Rex is a loner, and when he's told he doesn't have long to live, he embarks on an epic drive through the Australian outback from Broken Hill to Darwin to die on his own terms; but his journey reveals to him that before you can end your life, you have to live it, and to live it, you've got to share it.
Aussie’s sure know how to craft humourous and heartwarming films, and Last Cab to Darwin is another bonafide gem.
Centred around a great performance from Australian acting stalwart Michael Caton (Packed to the Rafters, The Castle), Caton carries the film with stoicness. He’s supported with some familiar Aussie faces, including Oscar-nominated Jackie Weaver (Silver Linings Playbook), David Field and Caton’s Packed to the Rafters co-star John Howard.

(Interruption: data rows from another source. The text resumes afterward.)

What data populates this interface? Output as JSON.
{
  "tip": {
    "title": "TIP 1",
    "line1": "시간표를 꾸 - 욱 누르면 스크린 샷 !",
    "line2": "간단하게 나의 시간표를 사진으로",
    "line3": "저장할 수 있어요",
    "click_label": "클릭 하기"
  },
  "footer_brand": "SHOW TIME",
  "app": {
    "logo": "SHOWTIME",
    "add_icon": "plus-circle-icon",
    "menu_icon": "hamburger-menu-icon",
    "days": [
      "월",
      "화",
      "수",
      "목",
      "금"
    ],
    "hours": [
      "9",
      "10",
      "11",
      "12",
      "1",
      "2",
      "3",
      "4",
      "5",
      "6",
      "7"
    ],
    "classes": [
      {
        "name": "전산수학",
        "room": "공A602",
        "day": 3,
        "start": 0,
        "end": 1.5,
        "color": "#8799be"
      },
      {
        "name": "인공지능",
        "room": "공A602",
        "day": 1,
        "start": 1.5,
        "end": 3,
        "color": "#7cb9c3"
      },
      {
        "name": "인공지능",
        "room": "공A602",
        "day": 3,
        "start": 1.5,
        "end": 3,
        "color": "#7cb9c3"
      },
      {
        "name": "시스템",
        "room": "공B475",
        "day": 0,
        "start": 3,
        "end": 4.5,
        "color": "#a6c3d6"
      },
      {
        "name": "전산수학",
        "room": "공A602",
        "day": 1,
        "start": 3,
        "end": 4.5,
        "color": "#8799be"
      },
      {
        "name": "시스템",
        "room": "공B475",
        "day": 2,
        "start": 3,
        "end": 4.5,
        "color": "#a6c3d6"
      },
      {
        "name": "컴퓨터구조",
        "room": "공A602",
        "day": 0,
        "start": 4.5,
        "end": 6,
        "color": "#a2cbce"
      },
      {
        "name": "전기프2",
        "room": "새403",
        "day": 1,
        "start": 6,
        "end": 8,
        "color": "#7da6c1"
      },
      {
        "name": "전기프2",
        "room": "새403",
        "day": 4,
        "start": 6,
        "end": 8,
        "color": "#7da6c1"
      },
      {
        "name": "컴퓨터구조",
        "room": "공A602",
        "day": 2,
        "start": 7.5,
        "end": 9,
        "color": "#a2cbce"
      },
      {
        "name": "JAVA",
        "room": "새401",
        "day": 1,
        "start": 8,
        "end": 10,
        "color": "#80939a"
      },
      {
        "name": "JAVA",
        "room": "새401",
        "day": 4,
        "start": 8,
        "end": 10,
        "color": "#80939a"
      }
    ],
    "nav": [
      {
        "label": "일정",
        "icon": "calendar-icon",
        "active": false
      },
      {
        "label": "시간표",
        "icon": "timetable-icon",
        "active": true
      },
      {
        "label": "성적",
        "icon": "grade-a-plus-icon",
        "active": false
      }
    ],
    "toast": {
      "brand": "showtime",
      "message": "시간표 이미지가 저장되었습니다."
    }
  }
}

But what really stands out, and is missing from a lot of mainstream Australian cinema, are two key performances from indigenous talent. Mark Coles Smith almost steals the show from Caton, as happy-go-lucky larrikin Tilly, and Mingali Lawford-Wolf provides some heart, and relationship drama, as Caton’s neighbour and part-time lover. London-based Aussie actress Emma Hamilton (The Tudors) also shines as an English nurse.
Director and producer Jeremy Sims (Beneath Hill 60) is an assured hand here. He obviously knows the material inside and out – he helped adapt the stage play with playwright Reg Cribb – and balances the humour and poignancy spot on, without getting cheesy or preachy with the delicate subject matter. Being a former actor garners wonderful performances from his cast, but it’s the stunning outback scenery that really captures the eye, with cinematographer Steve Arnold showcasing the barren red landscape.
An emotional ride with that classic Aussie laid-back humour, Last Cab to Darwin is a perfect movie to take your folks to. Sit back and enjoy some top-class, poignant performances against a harsh yet stunning landscape.
DVD Releases: 16th December 2015
Rating: M – Contains offensive language
Duration: 124 minutes
Starring: Jacki Weaver, Emma Hamilton, John Howard
Director: Jeremy Sims (Beneath Hill 60)